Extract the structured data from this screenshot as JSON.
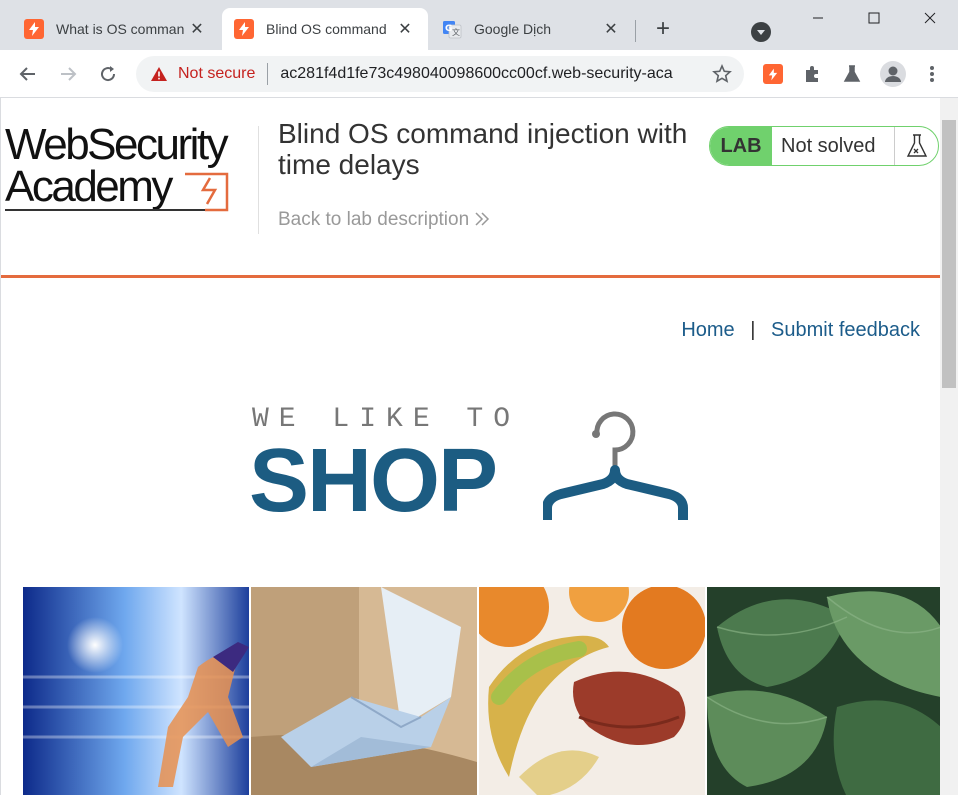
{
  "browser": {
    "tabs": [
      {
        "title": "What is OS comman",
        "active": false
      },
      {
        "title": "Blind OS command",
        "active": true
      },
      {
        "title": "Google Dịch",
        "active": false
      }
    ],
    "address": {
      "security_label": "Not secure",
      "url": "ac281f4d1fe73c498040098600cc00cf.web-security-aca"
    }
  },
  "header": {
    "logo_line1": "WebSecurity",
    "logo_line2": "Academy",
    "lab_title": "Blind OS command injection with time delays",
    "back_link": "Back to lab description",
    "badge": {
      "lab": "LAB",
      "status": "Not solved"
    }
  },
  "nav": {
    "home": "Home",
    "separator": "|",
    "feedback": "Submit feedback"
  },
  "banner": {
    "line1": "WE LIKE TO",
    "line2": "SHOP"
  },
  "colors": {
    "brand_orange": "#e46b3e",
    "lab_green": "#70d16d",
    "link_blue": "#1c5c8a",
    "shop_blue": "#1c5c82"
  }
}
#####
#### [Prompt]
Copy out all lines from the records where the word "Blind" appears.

#### [Answer area]
        "title": "Blind OS command",
    "lab_title": "Blind OS command injection with time delays",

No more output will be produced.